◆ **Extracted entries**
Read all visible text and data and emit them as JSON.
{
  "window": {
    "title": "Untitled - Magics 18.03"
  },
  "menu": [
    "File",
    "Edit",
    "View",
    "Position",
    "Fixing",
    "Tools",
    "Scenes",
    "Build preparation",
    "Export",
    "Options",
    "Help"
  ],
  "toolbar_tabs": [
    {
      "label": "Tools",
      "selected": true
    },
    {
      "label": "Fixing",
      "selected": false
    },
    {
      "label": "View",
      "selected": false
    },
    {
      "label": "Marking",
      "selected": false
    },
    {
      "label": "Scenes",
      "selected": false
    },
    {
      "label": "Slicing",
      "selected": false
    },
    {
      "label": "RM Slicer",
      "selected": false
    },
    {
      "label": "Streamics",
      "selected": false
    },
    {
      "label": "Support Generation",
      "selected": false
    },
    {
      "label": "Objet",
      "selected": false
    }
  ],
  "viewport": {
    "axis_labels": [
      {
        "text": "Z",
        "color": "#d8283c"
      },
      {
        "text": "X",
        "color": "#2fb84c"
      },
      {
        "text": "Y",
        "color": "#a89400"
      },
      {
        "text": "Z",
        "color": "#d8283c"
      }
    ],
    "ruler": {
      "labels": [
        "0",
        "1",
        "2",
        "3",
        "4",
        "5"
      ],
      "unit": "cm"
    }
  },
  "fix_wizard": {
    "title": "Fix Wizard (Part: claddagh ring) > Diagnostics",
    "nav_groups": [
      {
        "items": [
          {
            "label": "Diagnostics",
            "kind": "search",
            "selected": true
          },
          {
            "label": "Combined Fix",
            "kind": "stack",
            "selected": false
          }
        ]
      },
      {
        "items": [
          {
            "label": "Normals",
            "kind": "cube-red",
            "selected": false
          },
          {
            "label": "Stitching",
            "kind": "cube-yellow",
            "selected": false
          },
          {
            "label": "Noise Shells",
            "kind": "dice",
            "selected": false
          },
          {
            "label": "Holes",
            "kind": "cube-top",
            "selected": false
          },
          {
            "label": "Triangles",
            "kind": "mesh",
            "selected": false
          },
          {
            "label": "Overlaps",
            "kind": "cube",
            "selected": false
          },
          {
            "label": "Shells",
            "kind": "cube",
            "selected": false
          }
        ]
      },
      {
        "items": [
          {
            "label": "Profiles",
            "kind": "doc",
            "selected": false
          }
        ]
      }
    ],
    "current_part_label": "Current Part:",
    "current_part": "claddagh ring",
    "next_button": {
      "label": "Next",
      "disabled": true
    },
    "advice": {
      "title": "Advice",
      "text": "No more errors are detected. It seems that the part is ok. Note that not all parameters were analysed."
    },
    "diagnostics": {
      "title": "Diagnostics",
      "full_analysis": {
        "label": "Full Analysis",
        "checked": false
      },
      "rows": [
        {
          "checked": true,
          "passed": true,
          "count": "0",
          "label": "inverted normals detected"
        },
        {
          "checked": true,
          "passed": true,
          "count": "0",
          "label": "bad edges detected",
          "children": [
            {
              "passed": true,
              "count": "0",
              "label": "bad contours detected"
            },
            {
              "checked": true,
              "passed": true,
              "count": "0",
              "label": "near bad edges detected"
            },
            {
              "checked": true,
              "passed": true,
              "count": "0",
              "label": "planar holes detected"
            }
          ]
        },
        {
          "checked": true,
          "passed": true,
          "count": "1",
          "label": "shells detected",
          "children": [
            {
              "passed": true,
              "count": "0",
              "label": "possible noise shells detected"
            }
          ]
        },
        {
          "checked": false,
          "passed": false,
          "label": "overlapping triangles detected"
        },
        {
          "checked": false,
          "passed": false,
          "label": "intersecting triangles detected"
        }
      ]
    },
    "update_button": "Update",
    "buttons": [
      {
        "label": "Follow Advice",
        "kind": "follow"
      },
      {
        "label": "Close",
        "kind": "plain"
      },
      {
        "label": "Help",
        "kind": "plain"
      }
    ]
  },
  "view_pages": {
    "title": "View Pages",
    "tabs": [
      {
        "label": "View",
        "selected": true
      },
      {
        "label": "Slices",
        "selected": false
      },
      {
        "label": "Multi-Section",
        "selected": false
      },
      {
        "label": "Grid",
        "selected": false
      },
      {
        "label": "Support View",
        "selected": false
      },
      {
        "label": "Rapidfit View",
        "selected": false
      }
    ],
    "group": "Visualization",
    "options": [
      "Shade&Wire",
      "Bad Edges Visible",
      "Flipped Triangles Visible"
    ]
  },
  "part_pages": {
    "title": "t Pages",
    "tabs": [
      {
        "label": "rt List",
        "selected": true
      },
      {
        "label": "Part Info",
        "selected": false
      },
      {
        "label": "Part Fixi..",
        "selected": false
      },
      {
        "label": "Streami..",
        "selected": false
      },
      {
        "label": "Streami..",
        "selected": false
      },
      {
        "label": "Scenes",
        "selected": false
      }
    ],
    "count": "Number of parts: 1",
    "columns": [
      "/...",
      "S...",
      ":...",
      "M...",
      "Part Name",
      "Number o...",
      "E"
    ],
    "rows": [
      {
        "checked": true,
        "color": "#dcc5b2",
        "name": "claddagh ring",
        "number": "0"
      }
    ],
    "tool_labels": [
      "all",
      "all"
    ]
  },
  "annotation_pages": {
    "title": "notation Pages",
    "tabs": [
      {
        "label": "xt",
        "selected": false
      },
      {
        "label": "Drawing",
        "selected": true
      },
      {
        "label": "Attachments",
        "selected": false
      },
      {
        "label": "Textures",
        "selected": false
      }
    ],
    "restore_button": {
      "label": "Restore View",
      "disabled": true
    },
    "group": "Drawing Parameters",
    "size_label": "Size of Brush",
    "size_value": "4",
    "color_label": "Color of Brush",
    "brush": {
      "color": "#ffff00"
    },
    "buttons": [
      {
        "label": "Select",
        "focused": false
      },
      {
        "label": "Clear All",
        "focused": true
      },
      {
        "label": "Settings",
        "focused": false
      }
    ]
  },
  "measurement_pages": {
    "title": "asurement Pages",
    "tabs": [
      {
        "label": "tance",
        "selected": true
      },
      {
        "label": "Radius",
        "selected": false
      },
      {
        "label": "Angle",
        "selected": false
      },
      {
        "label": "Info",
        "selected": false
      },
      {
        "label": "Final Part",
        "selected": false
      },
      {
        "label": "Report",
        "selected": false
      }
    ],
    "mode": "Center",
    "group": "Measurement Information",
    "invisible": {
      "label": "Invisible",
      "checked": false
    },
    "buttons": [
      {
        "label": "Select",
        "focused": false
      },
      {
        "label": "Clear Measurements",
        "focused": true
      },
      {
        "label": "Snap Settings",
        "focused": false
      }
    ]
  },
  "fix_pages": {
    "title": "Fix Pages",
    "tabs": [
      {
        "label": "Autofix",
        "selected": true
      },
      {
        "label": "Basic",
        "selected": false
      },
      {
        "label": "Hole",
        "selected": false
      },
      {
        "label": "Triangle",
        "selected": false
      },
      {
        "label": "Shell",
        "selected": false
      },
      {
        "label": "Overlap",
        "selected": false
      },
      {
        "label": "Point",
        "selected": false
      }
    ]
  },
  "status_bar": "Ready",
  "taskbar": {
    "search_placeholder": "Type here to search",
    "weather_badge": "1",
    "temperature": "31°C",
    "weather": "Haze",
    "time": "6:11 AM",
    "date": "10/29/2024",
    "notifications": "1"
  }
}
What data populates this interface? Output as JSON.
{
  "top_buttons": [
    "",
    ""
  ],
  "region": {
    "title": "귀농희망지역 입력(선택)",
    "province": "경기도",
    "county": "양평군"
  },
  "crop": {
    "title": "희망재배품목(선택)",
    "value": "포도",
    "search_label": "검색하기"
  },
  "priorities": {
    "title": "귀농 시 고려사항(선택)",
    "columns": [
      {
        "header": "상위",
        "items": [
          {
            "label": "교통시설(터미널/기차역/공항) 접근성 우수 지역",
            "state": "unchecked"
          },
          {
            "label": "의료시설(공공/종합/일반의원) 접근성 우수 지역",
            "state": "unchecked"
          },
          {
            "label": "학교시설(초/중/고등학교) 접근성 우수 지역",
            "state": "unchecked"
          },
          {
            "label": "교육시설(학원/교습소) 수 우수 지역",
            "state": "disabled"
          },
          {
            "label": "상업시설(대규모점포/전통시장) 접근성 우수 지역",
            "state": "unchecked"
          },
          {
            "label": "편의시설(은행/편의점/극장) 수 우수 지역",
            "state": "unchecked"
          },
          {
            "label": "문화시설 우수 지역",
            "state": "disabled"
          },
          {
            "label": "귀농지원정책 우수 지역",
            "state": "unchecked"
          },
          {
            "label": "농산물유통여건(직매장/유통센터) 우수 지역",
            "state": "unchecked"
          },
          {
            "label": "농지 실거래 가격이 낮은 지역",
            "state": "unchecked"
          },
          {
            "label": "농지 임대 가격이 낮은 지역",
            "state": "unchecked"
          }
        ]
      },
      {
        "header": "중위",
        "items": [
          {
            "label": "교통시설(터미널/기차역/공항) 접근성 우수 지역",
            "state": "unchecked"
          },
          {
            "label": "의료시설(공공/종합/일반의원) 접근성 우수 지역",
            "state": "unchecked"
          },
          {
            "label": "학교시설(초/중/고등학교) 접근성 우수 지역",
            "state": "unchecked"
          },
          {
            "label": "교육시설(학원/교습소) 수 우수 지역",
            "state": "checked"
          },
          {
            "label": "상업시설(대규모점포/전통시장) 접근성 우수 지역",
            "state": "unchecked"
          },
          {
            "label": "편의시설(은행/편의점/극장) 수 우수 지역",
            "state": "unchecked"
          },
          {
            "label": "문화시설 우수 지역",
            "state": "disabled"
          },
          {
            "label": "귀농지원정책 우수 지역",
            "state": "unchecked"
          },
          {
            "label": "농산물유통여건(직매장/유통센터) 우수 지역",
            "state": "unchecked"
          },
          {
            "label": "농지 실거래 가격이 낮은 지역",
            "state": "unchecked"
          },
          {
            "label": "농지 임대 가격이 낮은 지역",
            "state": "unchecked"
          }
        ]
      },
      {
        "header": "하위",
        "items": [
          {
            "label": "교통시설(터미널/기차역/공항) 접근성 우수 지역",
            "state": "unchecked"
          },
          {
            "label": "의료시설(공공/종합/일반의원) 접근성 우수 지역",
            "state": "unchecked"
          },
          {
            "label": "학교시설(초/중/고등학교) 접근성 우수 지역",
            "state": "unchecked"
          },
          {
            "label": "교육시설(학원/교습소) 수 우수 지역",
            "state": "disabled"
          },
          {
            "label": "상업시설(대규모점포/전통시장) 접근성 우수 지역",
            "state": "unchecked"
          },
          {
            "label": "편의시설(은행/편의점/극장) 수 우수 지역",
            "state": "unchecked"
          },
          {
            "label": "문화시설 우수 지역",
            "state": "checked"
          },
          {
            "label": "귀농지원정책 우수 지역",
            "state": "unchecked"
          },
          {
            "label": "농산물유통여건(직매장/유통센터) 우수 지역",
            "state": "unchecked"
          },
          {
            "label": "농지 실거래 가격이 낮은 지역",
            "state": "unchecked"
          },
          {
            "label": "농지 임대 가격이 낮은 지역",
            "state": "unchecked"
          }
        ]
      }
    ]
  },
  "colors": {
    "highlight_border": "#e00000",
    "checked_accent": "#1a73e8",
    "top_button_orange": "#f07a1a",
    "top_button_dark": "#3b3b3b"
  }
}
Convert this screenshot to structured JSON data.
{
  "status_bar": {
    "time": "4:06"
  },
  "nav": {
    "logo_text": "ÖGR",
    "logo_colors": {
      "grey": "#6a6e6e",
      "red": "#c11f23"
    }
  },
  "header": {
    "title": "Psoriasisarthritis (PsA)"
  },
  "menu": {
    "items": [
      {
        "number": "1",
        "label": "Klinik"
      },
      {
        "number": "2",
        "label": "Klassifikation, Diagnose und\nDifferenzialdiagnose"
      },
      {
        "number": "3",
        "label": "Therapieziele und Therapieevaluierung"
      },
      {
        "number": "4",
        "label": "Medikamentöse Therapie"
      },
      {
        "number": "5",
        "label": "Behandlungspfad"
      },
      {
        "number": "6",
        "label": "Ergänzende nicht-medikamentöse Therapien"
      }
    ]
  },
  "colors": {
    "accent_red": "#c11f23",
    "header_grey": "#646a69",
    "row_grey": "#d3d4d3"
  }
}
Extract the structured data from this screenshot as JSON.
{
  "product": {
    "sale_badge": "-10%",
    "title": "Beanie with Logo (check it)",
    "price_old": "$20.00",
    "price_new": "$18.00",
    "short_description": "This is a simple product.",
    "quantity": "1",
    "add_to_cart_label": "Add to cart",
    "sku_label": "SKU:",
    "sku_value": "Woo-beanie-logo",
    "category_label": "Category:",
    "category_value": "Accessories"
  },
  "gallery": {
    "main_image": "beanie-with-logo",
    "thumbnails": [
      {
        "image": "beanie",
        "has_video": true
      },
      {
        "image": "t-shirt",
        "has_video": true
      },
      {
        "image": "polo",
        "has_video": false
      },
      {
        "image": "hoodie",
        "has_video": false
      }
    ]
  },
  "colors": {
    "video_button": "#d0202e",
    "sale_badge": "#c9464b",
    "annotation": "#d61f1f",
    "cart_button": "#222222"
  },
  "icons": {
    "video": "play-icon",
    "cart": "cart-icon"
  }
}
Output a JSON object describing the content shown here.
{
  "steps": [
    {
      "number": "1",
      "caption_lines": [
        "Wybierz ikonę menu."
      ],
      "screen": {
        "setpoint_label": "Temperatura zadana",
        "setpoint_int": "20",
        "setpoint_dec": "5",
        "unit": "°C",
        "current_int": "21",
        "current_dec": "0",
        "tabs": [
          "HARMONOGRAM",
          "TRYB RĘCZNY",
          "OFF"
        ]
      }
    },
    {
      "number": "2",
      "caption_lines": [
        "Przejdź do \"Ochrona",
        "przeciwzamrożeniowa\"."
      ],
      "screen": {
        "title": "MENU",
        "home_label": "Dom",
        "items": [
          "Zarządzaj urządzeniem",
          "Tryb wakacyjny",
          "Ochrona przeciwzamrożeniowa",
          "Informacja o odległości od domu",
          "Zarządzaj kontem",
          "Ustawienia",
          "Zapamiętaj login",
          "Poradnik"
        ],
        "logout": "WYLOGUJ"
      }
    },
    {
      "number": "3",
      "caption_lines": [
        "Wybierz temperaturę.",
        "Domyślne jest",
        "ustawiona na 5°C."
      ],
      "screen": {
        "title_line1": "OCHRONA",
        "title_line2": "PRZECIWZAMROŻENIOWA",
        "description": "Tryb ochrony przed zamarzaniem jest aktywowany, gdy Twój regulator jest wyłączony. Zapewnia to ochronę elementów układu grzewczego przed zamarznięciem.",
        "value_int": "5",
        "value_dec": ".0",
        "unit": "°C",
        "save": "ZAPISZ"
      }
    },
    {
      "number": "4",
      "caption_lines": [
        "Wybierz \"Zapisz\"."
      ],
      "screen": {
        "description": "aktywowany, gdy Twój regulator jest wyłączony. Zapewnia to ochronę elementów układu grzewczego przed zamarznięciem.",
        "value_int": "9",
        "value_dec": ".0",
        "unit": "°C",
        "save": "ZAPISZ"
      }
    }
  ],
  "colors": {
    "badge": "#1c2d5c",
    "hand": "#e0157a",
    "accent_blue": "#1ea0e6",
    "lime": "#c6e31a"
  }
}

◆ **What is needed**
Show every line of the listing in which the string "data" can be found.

◆ **Answer section**
Read all visible text and data and emit them as JSON.
What data populates this interface? Output as JSON.
Convert this screenshot to structured JSON data.
Extract the structured data from this screenshot as JSON.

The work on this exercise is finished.